In reality I should have been concentrating on classes while I looked for a living, breathing man to help me achieve my romantic fantasies. It was a friend who suggested combining my passions for romance novels and psychology to generate my Master’s thesis research topic: Does the modern day romance novel leading man create unrealistic expectations for a prolonged adult relationship?
To find out, I’d run a social experiment. I’d be the constant. The variables would be my leading men. I’d date every stereotype in the books, from billionaires to bad boys, rock stars to bikers, dominants, athletes, and…my stepbrother?
If my research was successful, I’d end up with a degree and maybe even my very own happy ending.
He studied the list for a moment before handing it back to me. “I know a few.”
Six eyes turned to Austin. “Who?” I asked.
“I know a rock star. Well, kind of. He sings for a local band, but they’ve got a great following. I know several businessmen, but not any CEOs. I might be able to hook you up with one, though. And I know a few bars around here where your bad boys hang out.”
My jaw dropped. Everyone has that one friend who knows everybody. Austin had lived in San Diego his entire life, so he knew the lay of the land.
“Take me to your bars!” I practically yelled, garnering a glare from students studying nearby. “Sorry,” I whispered.
“Wait a minute,” Shannon said. “I thought of a few you’re missing from your list.”
A few I was missing? I thought I’d pretty much covered all the bases. “Who?”
“You need a Fabio.” She stated it like it was obvious.
“Like a cover model?” I asked.
She shrugged. “Sure. Or like a historical romance guy.”
I laughed. Shannon could be a bit of an airhead sometimes. “Where am I going to find a historical romance guy? We’re in the present tense, Shannon.”
“Duh. Renaissance Festival. And Austin, you seem to know everybody else. Do you know any vampires?”
Laughter bubbled up from my chest. I couldn’t help when it spilled out, and when I looked over at Austin and Scott, I found a similar reaction. Shannon stared at us blankly.
“What?” she asked.
“Vampires?” I asked through my giggles.
“They’re in all the books,” she clarified, only spurring on our laughter. Her brows came together in anger.
My giggles turned into those silent quaking convulsions that I couldn’t possibly control. Scott was holding up his hand as if to tell Shannon to stop while he laughed, and Austin clutched his stomach from the hilarity.
We’d stop for a minute only to glance at one or the other, and then we’d start back up again, garnering more glares from students near us.
Our laughing had to have gone on for at least a full five minutes before we were composed enough to talk about it.

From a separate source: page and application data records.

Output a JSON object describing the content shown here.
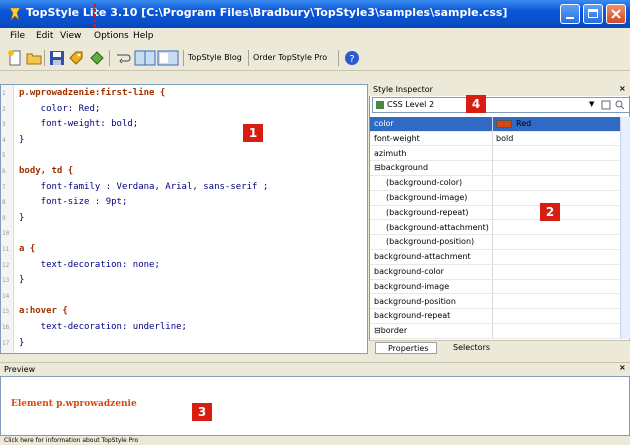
{
  "window": {
    "title": "TopStyle Lite 3.10 [C:\\Program Files\\Bradbury\\TopStyle3\\samples\\sample.css]"
  },
  "menu": [
    "File",
    "Edit",
    "View",
    "Options",
    "Help"
  ],
  "toolbar": {
    "blog_label": "TopStyle Blog",
    "order_label": "Order TopStyle Pro"
  },
  "editor": {
    "line_numbers": [
      "1",
      "2",
      "3",
      "4",
      "5",
      "6",
      "7",
      "8",
      "9",
      "10",
      "11",
      "12",
      "13",
      "14",
      "15",
      "16",
      "17"
    ],
    "lines": [
      {
        "text": "p.wprowadzenie:first-line {",
        "kind": "sel"
      },
      {
        "text": "    color: Red;",
        "kind": "prop"
      },
      {
        "text": "    font-weight: bold;",
        "kind": "prop"
      },
      {
        "text": "}",
        "kind": "brace"
      },
      {
        "text": "",
        "kind": "prop"
      },
      {
        "text": "body, td {",
        "kind": "sel"
      },
      {
        "text": "    font-family : Verdana, Arial, sans-serif ;",
        "kind": "prop"
      },
      {
        "text": "    font-size : 9pt;",
        "kind": "prop"
      },
      {
        "text": "}",
        "kind": "brace"
      },
      {
        "text": "",
        "kind": "prop"
      },
      {
        "text": "a {",
        "kind": "sel"
      },
      {
        "text": "    text-decoration: none;",
        "kind": "prop"
      },
      {
        "text": "}",
        "kind": "brace"
      },
      {
        "text": "",
        "kind": "prop"
      },
      {
        "text": "a:hover {",
        "kind": "sel"
      },
      {
        "text": "    text-decoration: underline;",
        "kind": "prop"
      },
      {
        "text": "}",
        "kind": "brace"
      }
    ]
  },
  "inspector": {
    "header": "Style Inspector",
    "level": "CSS Level 2",
    "properties": [
      {
        "name": "color",
        "value": "Red",
        "selected": true,
        "swatch": "#d84810"
      },
      {
        "name": "font-weight",
        "value": "bold"
      },
      {
        "name": "azimuth",
        "value": ""
      },
      {
        "name": "⊟background",
        "value": "",
        "group": true
      },
      {
        "name": "(background-color)",
        "value": "",
        "indent": true
      },
      {
        "name": "(background-image)",
        "value": "",
        "indent": true
      },
      {
        "name": "(background-repeat)",
        "value": "",
        "indent": true
      },
      {
        "name": "(background-attachment)",
        "value": "",
        "indent": true
      },
      {
        "name": "(background-position)",
        "value": "",
        "indent": true
      },
      {
        "name": "background-attachment",
        "value": ""
      },
      {
        "name": "background-color",
        "value": ""
      },
      {
        "name": "background-image",
        "value": ""
      },
      {
        "name": "background-position",
        "value": ""
      },
      {
        "name": "background-repeat",
        "value": ""
      },
      {
        "name": "⊟border",
        "value": "",
        "group": true
      }
    ],
    "tabs": [
      "Properties",
      "Selectors"
    ]
  },
  "preview": {
    "header": "Preview",
    "sample_text": "Element p.wprowadzenie"
  },
  "status": {
    "text": "Click here for information about TopStyle Pro"
  },
  "callouts": [
    "1",
    "2",
    "3",
    "4"
  ],
  "colors": {
    "accent_red": "#d81e10",
    "selected_row": "#316ac5",
    "titlebar": "#0a55d8"
  }
}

“What?” Shannon finally asked in frustration.
Austin gave Shannon a very serious look while I stifled another wave of giggles. Scott had to excuse himself after a less than flattering snort.
“Vampires aren’t real,” Austin finally said.
“Well, you need a paranormal,” Shannon said, her voice both irritated and completely serious. “How about a werewolf?”
Lisa Suzanne started handwriting her books on yellow legal pads after she took a creative writing class in high school. She still has those legal pads full of stories, but now one of them is published under the title How He Really Feels. She currently works as a full time high school English teacher, and her favorite part of the year is summer. She has been blessed with the world’s best dog, a supportive family, and a husband who encouraged her to publish after reading one of her novels. She likes the advice of Ernest Hemingway’s famous quote, “Write drunk. Edit sober.”